Algeria decided in August to sever bilateral relations with Morocco. Festering rivalry over regional hegemony and the divisive issue of Western Sahara caused the rift, which resulted in the closure of the Maghreb-Europe gas pipeline in November. The gas infrastructure, which connected Algeria to the Iberian peninsula via Morocco, had been supplying a large part of the two countries' energy reserves for 25 years.
Algiers terminated the contract with Rabat, dealing a severe blow to the Alawi kingdom, which is still trying to recover. Morocco received some 100 million euros a year in "rights of passage", variable according to the volume of transit, and allowed the production of 10% of its national electricity through the Tahaddart and Ain Beni Mathar power stations. The heavy losses set off alarm bells.
Despite assurances that there would be no supply problems, Morocco then began to negotiate with Spain a possible parallel agreement that could cover its energy needs. The proposal put forward by Rabat involved acquiring liquefied natural gas (LNG) on the international market and then sending it to Spain, a necessary step for regasification, and using the Maghreb-Europe pipeline to transport it to Morocco, the beneficiary of the energy.
On Wednesday, after more than two months of negotiations, the Spanish government gave the green light to the project. The Ministry for Ecological Transition and the Demographic Challenge, headed by Teresa Ribera, has assured in statements to Bloomberg that Morocco will be able to use the Spanish liquefied natural gas terminals. A version confirmed by Ministry sources to Europa Press. In this way, Spain has made a commitment to Morocco to guarantee supply.
Government approval is not enough. For the plans to go ahead, the Spanish network operator Enagas SA - in which the State has a 5% stake - will have to reach an interconnection agreement with Morocco.
The government has also assured that the Alawi kingdom will be able to carry out the process "with total transparency", without turning its back on Algeria. These words suggest that the Algerian government of Abdelmadjid Tebboune is aware of the terms of the agreement. The agreement involves the reopening of the Maghreb-Europe gas pipeline, which has been unusable since the contract was terminated in November.
Algeria has not commented on the matter. Its reaction will be decisive, as the North African country is Spain's largest gas supplier and maintains the Medgaz underwater pipeline, connected to the Perdigal beach in Almeria, recently extended following the agreement between Naturgy and its Algerian ally Sonatrach. Through this route, 10 billion cubic metres of gas reach Spain every year.
Despite the deterioration in their relations, broken since May by the admission of the Polisario Front leader to a hospital in Logroño without Morocco's knowledge, Morocco needs Spain's capacity to return liquefied natural gas to its gaseous state. A process that the Ministry of Ecological Transition has guaranteed on the basis of its trade relations, in the same way as "with any other partner or neighbour". But this aid seems to mean something more.
Rabat expected a positive response from Madrid. That is why it has been looking for a supplier since January.
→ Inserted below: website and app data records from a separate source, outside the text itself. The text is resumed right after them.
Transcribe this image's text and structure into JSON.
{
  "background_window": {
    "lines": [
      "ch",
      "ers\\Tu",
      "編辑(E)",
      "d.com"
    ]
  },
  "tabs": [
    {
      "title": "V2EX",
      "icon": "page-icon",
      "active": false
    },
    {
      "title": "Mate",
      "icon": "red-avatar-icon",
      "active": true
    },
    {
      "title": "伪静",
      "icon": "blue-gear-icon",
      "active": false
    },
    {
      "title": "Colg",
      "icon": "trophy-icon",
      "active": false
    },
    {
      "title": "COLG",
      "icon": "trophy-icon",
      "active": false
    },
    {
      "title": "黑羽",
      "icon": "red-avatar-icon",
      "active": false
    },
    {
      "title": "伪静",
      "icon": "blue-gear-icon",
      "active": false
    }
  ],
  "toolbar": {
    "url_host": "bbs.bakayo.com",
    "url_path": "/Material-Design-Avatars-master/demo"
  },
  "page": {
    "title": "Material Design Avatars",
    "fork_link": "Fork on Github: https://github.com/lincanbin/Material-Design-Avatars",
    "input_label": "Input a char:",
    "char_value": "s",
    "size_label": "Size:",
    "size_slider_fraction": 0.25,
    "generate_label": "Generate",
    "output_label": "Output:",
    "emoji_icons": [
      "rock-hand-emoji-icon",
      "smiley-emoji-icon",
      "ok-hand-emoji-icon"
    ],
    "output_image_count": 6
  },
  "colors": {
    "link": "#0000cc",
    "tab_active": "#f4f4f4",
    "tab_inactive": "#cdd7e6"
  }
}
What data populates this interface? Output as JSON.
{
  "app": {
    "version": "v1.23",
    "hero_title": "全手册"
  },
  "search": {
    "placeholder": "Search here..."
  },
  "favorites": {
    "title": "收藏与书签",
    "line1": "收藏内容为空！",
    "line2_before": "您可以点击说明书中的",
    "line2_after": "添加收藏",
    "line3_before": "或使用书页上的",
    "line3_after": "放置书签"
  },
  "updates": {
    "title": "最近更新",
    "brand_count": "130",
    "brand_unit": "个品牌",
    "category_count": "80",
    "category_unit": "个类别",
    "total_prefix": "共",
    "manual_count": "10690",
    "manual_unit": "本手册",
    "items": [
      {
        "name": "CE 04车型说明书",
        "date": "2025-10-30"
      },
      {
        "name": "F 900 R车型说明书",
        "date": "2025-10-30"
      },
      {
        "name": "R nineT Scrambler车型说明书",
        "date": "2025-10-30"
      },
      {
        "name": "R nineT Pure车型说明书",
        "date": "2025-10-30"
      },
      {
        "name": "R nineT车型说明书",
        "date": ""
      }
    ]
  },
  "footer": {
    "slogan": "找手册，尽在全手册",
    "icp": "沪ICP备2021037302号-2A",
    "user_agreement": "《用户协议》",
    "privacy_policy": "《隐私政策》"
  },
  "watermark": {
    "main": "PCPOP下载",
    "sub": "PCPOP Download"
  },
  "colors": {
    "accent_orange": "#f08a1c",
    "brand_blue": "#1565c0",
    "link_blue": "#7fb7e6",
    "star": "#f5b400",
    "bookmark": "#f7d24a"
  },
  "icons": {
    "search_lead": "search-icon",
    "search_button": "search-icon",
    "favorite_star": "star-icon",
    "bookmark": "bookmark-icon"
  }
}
The Moroccan government intends to sign a purchase agreement for a minimum of five years, according to the Minister of Energy Transition and Sustainable Development, Leila Benali. Benali also revealed that the cabinet heard several offers from a small group of traders, to whom she advanced that they could send the cargoes directly to Morocco once it has a floating terminal to import LNG.
The news has coincided with the visit of the President to the United Arab Emirates. From the Dubai Expo, Pedro Sánchez has sent a new message of understanding with Rabat. "We have always considered Morocco a strategic ally in many fields, such as immigration, economic development and security. We are looking forward to strengthening this bilateral collaboration," he said when asked about the state of their relations.
Despite the agreement on energy, relations remain broken. Morocco's ambassador to Spain, Karima Benyaich, has not returned to Madrid since the outbreak of the diplomatic crisis in May, aggravated by the irregular entry of 10,000 people into Ceuta. The signs of détente promoted by Moncloa and Zarzuela do not seem to have had any effect, and a definitive reunion seems complicated, because for Morocco the solution lies in Spain's recognition of its sovereignty over Western Sahara, something that is not on its agenda.